FTP service of Microsoft IIS 5 and 6 vulnerable to attacks - Update 2
An exploit which allegedly enables attackers to obtain system privileges on a Microsoft server via its FTP service has appeared on the Full Disclosure mailing list. According to its author, "Kingcope", the vulnerability affects the FTP service of Microsoft's Internet Information Services 5 server suite, and apparently even affects version 6, which has "Stack Cookie Protection". No patch for the vulnerability is available so far.
The source code of the exploit was published as a PDF file. First reports by independent security experts have confirmed that it is functional. The exploit contains shell code which is tailored for Windows 2000 and uses an anonymous FTP log-in to connect to the server under attack. It creates two directories on this server, via the MKD command. The actual attack appears to be triggered by the NLST (name list) command for displaying the content of a directory. Since the exploit's exact operating principles are as yet unknown, the only apparent way of reliably protecting vulnerable systems is to grant FTP access to trusted users only.

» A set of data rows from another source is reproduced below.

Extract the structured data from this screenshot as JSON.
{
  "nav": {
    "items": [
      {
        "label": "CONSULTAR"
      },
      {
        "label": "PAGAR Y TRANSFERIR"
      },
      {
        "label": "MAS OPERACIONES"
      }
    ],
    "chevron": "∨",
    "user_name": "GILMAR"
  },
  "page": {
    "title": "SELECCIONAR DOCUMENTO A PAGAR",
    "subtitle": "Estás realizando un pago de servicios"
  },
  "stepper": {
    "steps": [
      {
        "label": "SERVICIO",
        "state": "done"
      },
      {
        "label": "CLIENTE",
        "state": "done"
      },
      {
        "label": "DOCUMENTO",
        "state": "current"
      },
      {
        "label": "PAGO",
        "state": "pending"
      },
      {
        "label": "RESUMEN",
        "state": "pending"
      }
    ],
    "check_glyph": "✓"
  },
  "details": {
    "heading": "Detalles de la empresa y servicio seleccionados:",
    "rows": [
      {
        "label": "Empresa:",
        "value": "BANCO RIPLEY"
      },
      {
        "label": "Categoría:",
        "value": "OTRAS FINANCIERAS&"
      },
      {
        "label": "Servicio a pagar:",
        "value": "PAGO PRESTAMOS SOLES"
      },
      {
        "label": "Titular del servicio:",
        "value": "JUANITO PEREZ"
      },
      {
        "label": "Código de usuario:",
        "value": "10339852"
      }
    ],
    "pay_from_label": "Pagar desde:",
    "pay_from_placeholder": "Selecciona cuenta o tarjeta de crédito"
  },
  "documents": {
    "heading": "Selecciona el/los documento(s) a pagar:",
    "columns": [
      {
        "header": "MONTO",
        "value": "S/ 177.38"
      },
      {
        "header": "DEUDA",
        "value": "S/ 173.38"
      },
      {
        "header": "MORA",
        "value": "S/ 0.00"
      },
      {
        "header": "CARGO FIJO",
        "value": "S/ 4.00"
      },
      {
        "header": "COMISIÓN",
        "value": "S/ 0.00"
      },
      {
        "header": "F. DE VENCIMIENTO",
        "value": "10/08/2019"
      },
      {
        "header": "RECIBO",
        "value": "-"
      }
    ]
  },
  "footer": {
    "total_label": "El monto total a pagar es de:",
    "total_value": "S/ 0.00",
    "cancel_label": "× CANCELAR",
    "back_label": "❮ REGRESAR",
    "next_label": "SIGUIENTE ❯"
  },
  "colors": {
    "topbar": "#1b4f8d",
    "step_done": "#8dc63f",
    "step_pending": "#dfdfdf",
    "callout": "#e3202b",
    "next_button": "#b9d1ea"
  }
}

Update - The exploit is apparently real; the makers of the Backtrack security distribution experimented with the exploit and created an enhanced version that opens a listening port on a fully patched Windows 2000 system running IIS 5. They demonstrate that enhanced version in a video.
A script for Nmap has been developed by Belgian security expert Xavier Mertens to detect vulnerable systems; the script scans for Microsoft ftpd servers with anonymous access which allow the MKDIR command to be executed.
However, a working exploit for IIS6 has yet to be found. Microsoft has not yet commented on the issue.
Update 2 - Microsoft have confirmed to heise Security, The H's associates in Germany, that there is a problem and that they are working on the issue. The company says that there are no signs that the vulnerability has been used to attack customers. US-CERT has released an vulnerability note and advises administrators to disable write access for anonymous FTP users to limit the ability of an attacker to trigger the vulnerability.